Print Page   |   Contact Us   |   Sign In   |   Join Now
News & Press: NASW-Michigan News

Correcting the Narrative: Gun safety, social work, and how to move forward

Monday, April 9, 2018   (0 Comments)
Posted by: Duane Breijak
Share |

With the tragic loss of life due to the mass shooting in Parkland, Florida, the question of how to address gun violence and mass shootings in the United States is once again part of the national conversation. We continue to ask the question of how to address gun violence, safety, and mass shootings in the United States. This is an exhausting question that is like pushing a boulder up a hill, and we must reach the top.  It is important to look at the bigger picture of which gun violence is a part. It is important to understand that gun violence is truly a public health issue and not a mental health issue. I believe many of us are in agreement that no individual needs to own a military style assault weapon. It also seems reasonable that we take a serious look at how easy it can be to purchase a gun and create solutions that will make all of our communities safer. It is time to look even more closely at what solid and helpful gun control ought to be and to approach our legislators on what we want.  I recognize that we are not all in agreement on best practice, but we need to find ways to assure gun safety.

 

This written piece is not an answer, but is an attempt to engage membership in dialogue about how to proceed and to explore some of the myths that exist. First and foremost, the alleged correlation between mass shootings and mental illness is a pernicious falsehood, one borne of misplaced fear. It is suggested that individuals with mental illness may be more likely to be victims of violence and criminal activity than to perpetrate it. There is research that indicates that mass shootings and violent behavior frequently have a substance use or alcohol related component as well as a correlation with dual diagnosis. This serves as another indicator that funding must go into substance use disorder treatment.

 

As social workers, we are trying to find solutions to the violence we are seeing in our country, but unfortunately there is no simple fix. Whether it is anger/rage, hatred of those different from us, or rare instances of mental illness we must also continue to work for gun control and safety. This is part of the public health problem and of the bigger picture.  We do know that guns in the wrong hands can lead to gun violence and we see that hatred of those different from us can trigger violent responses. Peaceful discussion must begin between groups who may fear or dislike each other.

 

The true heroes in the gun safety movement are the youth from not only Parkland, Florida, but from all across the country who are demanding safer schools and communities. They have witnessed firsthand the cold murder of their classmates and are helping each other work through grief, loss, depression, and PTSD. They have also taken the political system by the horns and will not let go until there is change, we have seen their action result in the March For Our Lives rallies which were held across the globe as well as policy change in several states.

 

It is important for all of us to learn from the actions of Parkland Youth who are talking, confronting, and collaborating. As social workers we know how to organize, how to facilitate difficult discussions, and this is what we can do. There is no better time than now to advocate for change.

 

Maxine Thome, PhD, LMSW, MPH, ACSW

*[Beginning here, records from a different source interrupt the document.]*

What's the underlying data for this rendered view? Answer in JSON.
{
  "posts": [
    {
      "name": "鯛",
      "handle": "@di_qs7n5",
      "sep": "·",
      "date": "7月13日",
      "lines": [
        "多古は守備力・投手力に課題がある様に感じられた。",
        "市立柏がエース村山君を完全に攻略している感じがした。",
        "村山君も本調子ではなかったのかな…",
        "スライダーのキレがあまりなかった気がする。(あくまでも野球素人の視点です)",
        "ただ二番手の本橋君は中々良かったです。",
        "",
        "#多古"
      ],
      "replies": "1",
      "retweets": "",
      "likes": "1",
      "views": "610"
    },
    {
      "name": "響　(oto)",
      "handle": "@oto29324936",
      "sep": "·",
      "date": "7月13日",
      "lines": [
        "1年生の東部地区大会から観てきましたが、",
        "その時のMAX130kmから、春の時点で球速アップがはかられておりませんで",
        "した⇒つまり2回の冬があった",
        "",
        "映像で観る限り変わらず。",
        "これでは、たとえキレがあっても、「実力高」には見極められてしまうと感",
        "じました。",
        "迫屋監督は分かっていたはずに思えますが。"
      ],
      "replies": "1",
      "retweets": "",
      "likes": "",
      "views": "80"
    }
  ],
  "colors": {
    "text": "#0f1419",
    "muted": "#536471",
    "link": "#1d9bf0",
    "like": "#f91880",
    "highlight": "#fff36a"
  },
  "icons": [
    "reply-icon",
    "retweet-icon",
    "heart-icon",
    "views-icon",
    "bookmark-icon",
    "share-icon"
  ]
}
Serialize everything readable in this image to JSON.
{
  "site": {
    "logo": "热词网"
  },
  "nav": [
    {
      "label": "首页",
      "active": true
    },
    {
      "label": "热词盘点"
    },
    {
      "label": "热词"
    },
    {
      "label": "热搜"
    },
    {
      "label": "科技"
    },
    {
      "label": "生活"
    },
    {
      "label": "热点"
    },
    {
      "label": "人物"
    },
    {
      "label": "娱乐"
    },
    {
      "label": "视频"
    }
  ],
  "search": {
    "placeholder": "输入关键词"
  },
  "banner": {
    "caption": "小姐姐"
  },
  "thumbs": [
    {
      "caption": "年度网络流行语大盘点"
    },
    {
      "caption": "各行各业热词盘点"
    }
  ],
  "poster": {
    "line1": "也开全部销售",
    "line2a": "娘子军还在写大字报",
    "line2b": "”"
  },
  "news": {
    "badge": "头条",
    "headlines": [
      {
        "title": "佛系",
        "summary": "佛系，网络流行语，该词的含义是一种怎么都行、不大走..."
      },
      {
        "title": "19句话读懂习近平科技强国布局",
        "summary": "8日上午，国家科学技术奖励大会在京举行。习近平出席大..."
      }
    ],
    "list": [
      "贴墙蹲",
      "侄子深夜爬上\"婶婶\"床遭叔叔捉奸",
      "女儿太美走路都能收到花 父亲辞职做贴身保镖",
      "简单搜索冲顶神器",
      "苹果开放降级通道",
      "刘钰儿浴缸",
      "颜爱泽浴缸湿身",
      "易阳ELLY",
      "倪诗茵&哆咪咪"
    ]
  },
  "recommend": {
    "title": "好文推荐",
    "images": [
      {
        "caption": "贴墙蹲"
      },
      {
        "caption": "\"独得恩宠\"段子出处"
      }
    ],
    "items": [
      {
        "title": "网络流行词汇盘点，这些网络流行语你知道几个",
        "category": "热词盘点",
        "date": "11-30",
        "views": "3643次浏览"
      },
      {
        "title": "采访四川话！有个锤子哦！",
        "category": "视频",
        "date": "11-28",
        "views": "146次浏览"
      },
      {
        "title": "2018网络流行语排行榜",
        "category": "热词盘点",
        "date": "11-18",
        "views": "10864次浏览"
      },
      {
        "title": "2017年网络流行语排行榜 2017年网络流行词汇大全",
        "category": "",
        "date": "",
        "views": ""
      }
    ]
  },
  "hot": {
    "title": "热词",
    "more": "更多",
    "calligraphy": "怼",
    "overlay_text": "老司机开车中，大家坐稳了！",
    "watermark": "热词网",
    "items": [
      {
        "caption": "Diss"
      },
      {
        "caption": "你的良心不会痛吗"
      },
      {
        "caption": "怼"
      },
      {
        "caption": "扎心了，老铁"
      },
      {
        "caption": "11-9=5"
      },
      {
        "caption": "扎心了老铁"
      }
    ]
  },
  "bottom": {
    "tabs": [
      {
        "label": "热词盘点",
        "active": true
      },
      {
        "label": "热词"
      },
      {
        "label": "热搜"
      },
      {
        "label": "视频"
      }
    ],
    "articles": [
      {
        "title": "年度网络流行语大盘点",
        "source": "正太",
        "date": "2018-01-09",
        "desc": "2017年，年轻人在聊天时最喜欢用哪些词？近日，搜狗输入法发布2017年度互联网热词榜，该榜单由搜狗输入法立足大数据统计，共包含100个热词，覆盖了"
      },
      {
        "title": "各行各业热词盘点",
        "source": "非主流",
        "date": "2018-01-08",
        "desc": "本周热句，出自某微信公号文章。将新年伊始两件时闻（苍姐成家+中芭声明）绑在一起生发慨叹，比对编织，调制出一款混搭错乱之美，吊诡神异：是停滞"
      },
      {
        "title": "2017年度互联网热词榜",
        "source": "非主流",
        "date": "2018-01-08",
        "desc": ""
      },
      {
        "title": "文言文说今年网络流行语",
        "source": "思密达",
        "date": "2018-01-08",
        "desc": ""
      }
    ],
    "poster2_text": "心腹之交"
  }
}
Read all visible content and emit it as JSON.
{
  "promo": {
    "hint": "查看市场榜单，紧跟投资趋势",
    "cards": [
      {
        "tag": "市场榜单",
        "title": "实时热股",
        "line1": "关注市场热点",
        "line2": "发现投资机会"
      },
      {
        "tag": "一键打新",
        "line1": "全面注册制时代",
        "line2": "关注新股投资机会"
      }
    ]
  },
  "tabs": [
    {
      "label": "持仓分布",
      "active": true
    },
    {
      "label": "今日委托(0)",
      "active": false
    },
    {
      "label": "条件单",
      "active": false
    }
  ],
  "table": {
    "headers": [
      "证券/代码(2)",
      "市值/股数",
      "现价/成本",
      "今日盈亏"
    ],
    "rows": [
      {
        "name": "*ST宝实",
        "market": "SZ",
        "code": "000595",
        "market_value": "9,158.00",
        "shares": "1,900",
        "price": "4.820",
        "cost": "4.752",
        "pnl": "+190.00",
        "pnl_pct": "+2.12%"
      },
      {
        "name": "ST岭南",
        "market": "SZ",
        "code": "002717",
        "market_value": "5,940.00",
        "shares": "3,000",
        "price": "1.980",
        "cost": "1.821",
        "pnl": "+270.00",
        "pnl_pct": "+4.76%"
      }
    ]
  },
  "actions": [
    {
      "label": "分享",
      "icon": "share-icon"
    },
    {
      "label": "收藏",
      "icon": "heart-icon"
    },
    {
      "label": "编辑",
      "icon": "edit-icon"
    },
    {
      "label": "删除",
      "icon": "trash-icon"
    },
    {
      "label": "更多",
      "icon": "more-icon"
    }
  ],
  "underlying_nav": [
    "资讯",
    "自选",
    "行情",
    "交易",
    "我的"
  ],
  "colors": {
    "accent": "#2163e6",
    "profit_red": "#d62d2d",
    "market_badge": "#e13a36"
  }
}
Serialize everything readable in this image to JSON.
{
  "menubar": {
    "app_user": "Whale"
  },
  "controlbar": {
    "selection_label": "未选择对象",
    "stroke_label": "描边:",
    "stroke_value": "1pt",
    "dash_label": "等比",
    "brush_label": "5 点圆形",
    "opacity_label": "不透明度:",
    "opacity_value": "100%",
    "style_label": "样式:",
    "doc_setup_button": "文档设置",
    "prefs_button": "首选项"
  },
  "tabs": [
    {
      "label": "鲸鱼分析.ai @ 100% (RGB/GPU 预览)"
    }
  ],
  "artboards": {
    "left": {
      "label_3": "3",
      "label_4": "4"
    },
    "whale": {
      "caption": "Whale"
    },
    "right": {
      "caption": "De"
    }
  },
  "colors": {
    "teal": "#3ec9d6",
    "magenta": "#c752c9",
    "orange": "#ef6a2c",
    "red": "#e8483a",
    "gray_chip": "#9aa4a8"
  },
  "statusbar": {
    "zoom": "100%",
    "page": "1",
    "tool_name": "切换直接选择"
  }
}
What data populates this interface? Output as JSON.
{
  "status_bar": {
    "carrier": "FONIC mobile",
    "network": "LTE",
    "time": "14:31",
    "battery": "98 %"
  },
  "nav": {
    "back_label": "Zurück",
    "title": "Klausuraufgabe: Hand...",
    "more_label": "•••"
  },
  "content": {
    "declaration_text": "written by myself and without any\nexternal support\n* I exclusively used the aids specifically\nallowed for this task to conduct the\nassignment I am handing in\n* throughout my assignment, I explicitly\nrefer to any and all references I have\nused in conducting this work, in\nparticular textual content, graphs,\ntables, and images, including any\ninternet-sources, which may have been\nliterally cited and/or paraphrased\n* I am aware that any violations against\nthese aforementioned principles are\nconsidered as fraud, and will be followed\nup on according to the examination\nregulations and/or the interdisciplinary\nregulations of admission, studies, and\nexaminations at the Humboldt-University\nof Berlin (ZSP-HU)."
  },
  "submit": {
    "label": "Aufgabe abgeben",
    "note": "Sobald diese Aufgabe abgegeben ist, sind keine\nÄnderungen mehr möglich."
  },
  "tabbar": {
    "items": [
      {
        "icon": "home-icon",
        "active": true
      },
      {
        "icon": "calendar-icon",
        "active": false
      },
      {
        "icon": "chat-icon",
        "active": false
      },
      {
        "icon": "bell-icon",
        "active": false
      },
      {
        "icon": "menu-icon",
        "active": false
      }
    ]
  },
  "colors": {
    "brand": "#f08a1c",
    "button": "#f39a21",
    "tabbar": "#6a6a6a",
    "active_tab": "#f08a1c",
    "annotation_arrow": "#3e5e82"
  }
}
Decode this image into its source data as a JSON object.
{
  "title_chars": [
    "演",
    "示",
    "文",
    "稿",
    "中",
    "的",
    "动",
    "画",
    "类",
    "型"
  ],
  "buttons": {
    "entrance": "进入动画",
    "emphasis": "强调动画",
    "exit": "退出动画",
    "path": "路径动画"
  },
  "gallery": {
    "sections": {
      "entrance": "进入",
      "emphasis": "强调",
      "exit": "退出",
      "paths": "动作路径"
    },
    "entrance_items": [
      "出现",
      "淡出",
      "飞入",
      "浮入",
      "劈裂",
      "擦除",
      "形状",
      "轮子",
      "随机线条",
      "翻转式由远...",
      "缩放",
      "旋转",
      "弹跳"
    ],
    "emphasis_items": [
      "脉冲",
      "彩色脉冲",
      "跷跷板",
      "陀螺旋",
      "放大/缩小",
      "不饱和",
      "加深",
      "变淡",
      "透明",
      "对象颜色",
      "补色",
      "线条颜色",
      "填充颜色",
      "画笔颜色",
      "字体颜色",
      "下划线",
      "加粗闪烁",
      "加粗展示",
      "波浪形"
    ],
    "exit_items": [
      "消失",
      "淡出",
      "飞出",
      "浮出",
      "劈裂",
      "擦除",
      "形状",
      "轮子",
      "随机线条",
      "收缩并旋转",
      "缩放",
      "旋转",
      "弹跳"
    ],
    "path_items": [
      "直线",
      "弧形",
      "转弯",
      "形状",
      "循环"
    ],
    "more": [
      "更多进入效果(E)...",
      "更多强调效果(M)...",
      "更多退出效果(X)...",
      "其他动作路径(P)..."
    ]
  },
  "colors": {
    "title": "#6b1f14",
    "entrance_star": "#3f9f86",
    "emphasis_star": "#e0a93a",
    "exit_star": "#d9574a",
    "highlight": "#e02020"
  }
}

Executive Director. National Association of Social Workers – Michigan Chapter


Association Management Software Powered by YourMembership  ::  Legal